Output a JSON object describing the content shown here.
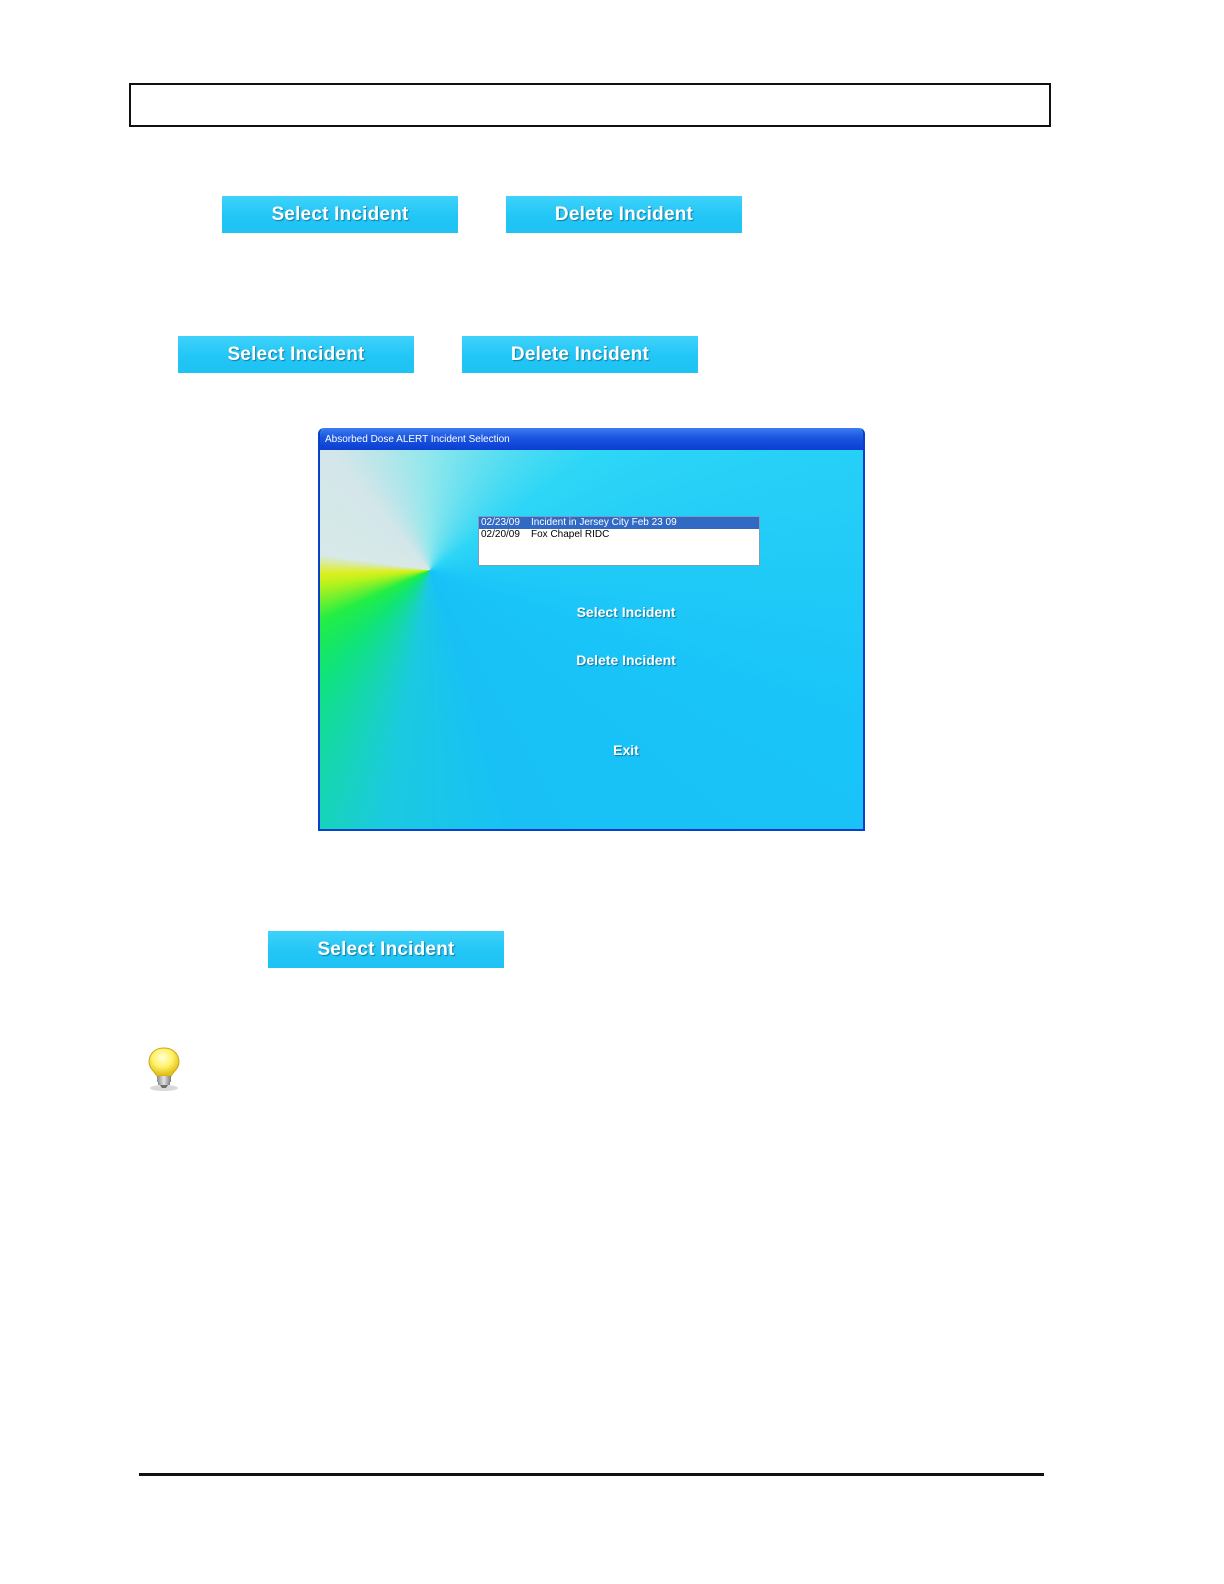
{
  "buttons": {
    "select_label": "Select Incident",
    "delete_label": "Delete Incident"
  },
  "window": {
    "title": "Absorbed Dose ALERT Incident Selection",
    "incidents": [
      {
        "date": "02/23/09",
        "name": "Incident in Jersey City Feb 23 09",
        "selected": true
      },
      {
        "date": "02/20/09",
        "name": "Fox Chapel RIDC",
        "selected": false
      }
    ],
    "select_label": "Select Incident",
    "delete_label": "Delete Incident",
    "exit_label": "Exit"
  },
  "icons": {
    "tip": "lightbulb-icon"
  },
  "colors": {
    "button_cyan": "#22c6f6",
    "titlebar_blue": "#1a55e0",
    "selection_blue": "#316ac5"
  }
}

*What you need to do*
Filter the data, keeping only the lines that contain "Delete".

*Task result*
    "delete_label": "Delete Incident"
    "delete_label": "Delete Incident",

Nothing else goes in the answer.